Consumer Perspectives on Fairtrade Prices

Consumer Perspectives on Fairtrade Prices



Consumer Perspectives on Fairtrade Prices


Monica M. Popa Sârghie, John Pracejus

Classification JEL

M31, M30, M20, M14, L31, L32, L38.


Worldwide consumer support of disadvantaged producers from developing countries has been encouraged through a variety of options, including the acquisition of Fairtrade-certified products. Prior studies showed that consumers’ purchases of Fairtrade products are driven by moral incentives and economic factors. Among the economic factors, only cursory research attention has been paid to a key aspect influencing purchases: the specific price of the Fairtrade item as compared to the price of non-Fairtrade items in the same product category.
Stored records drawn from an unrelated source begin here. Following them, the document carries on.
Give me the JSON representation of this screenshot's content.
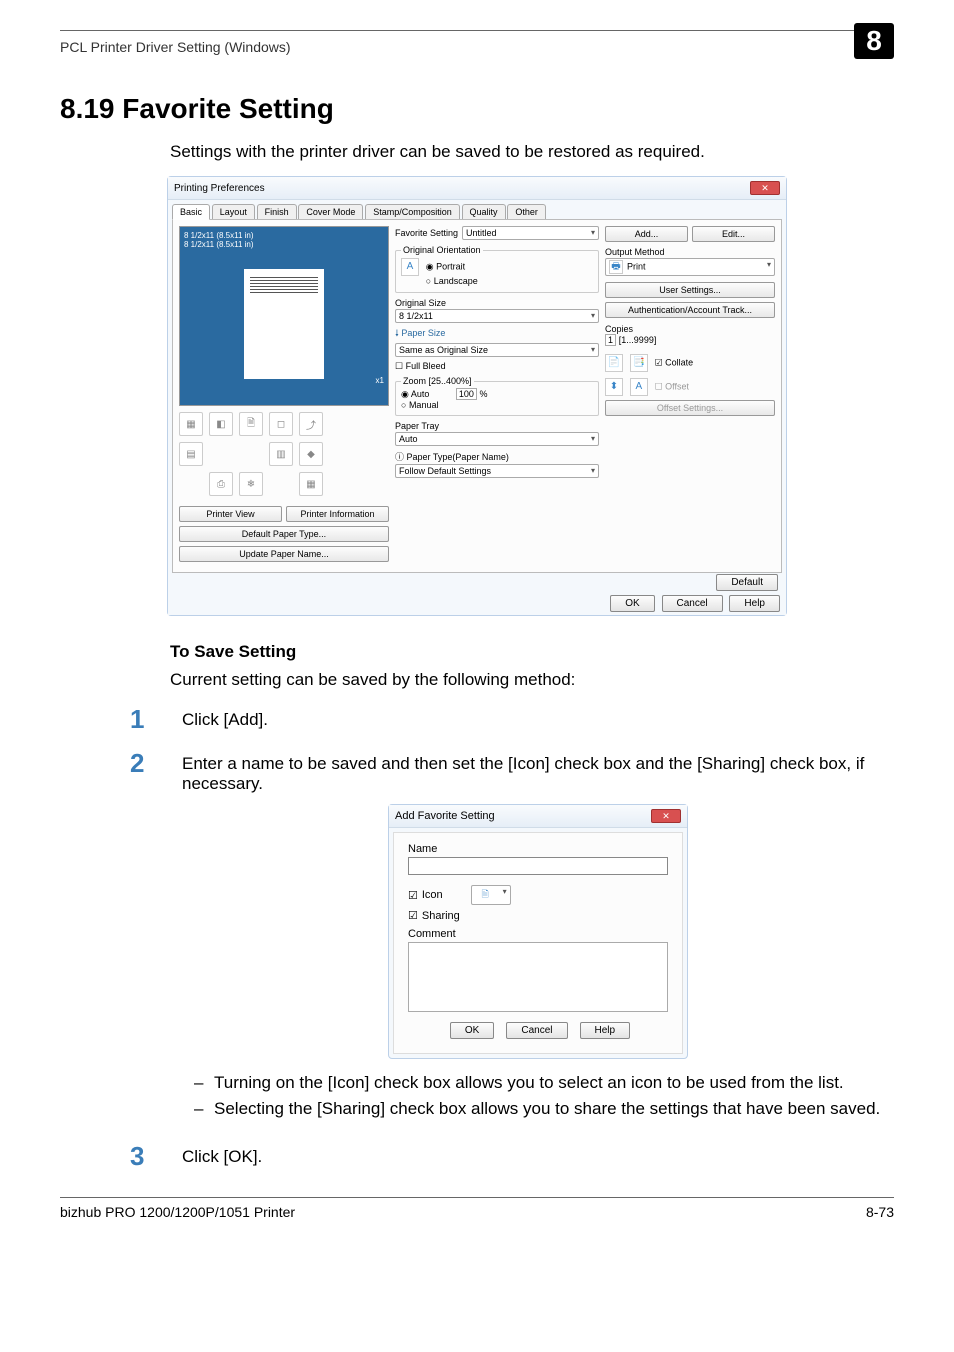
{
  "header": {
    "left": "PCL Printer Driver Setting (Windows)",
    "chapter": "8"
  },
  "section_title": "8.19    Favorite Setting",
  "intro": "Settings with the printer driver can be saved to be restored as required.",
  "dlg": {
    "title": "Printing Preferences",
    "tabs": [
      "Basic",
      "Layout",
      "Finish",
      "Cover Mode",
      "Stamp/Composition",
      "Quality",
      "Other"
    ],
    "preview_line1": "8 1/2x11 (8.5x11 in)",
    "preview_line2": "8 1/2x11 (8.5x11 in)",
    "preview_corner": "x1",
    "btn_printer_view": "Printer View",
    "btn_printer_info": "Printer Information",
    "btn_def_paper_type": "Default Paper Type...",
    "btn_upd_paper_name": "Update Paper Name...",
    "fav_label": "Favorite Setting",
    "fav_value": "Untitled",
    "btn_add": "Add...",
    "btn_edit": "Edit...",
    "grp_orient": "Original Orientation",
    "orient_portrait": "Portrait",
    "orient_landscape": "Landscape",
    "lbl_orig_size": "Original Size",
    "orig_size": "8 1/2x11",
    "lbl_paper_size": "Paper Size",
    "paper_size": "Same as Original Size",
    "chk_full_bleed": "Full Bleed",
    "grp_zoom": "Zoom [25..400%]",
    "zoom_auto": "Auto",
    "zoom_manual": "Manual",
    "zoom_value": "100",
    "zoom_suffix": "%",
    "lbl_paper_tray": "Paper Tray",
    "paper_tray": "Auto",
    "lbl_paper_type": "Paper Type(Paper Name)",
    "paper_type_sel": "Follow Default Settings",
    "lbl_output_method": "Output Method",
    "output_method": "Print",
    "btn_user_settings": "User Settings...",
    "btn_auth": "Authentication/Account Track...",
    "lbl_copies": "Copies",
    "copies": "1",
    "copies_range": "[1...9999]",
    "chk_collate": "Collate",
    "chk_offset": "Offset",
    "btn_offset_settings": "Offset Settings...",
    "btn_default": "Default",
    "btn_ok": "OK",
    "btn_cancel": "Cancel",
    "btn_help": "Help"
  },
  "sub_title": "To Save Setting",
  "sub_intro": "Current setting can be saved by the following method:",
  "steps": {
    "1": "Click [Add].",
    "2": "Enter a name to be saved and then set the [Icon] check box and the [Sharing] check box, if necessary.",
    "3": "Click [OK]."
  },
  "small": {
    "title": "Add Favorite Setting",
    "name_label": "Name",
    "icon_label": "Icon",
    "sharing_label": "Sharing",
    "comment_label": "Comment",
    "ok": "OK",
    "cancel": "Cancel",
    "help": "Help"
  },
  "bullets": {
    "a": "Turning on the [Icon] check box allows you to select an icon to be used from the list.",
    "b": "Selecting the [Sharing] check box allows you to share the settings that have been saved."
  },
  "footer": {
    "left": "bizhub PRO 1200/1200P/1051 Printer",
    "right": "8-73"
  }
}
The price difference between Fairtrade and non-Fairtrade items can range anywhere from 0% to 70% or higher. This aspect is becoming ever more important in light of recent calls toward setting a price premium level of 100%, up to 200% in some categories, to reflect the changes in producers’ working conditions and living standards triggered by the global pandemic. Our studies suggest that such increases may not have the desired outcome. We hypothesize a negative relationship between the price premium and consumers’ willingness to pay (WTP) for Fairtrade items, testing this proposition in six cross-cultural studies. Our studies involve surveys administered to cross-sectional samples of consumers from the United States, from Canada, and samples of students from large North American universities. The surveys assessed consumers’ willingness to buy Fairtrade products using 7-point Likert scales (1 = “very unlikely to choose the Fairtrade product”; 7 = “very likely to choose the Fairtrade product” at the specified price premium level), for various product categories. Linear mixed-effects models for repeated measures (within-participants data) were employed for the key analyses. The significant finding of a negative relationship between the price premium and WTP supports our Hypothesis in each study, underscoring that as the Fairtrade premium is set at increasing levels (from 0% to 2%, 10%, and 25% higher price for the Fairtrade items), consumers’ average willingness to pay is significantly diminished, decreasing from 6.43 (MWTPat0%premium) to 5.56 (MWTPat2%premium) to 4.19 (MWTPat10%premium) to 2.95 (MWTPat25%premium) in Study 1; from 6.15 (MWTPat0%premium) to 5.37 (MWTPat2%premium) to 4.08 (MWTPat10%premium) to 2.98 (MWTPat25%premium) in Study 2; from 6.16 (MWTPat0%premium) to 5.34 (MWTPat2%premium) to 3.89 (MWTPat10%premium) to 2.27 (MWTPat25%premium) in Study 3, and from 6.39 (MWTPat0%premium) to 5.62 (MWTPat2%premium) to 4.45 (MWTPat10%premium) to 3.22 (MWTPat25%premium) in Study 4. These findings highlight actionable policy implications of marketing Fairtrade products to consumers, with a focus on the price component of the marketing mix. From a theoretical perspective, our research sheds light on the less-than-straightforward consequence of Fairtrade premium increases: we propose and show that the economic model is more applicable than the contributions/donations model in the context of Fairtrade. We emphasize that Fairtrade should not be regarded conceptually as just a special case of social contributions, because general helping theory is not able to account for the particularities of Fairtrade. Also, the impact of the price premium level on Fairtrade purchases is shown to have a different direction compared to the field of cause-related marketing purchases, revealing notable conceptual and empirical distinctions between these fields.


Fairtrade, Fair Trade, marketing mix, consumer behavior, price.

Full Text: download pdf

Cite: download citation (for EndNote, Reference Manager, ProCite)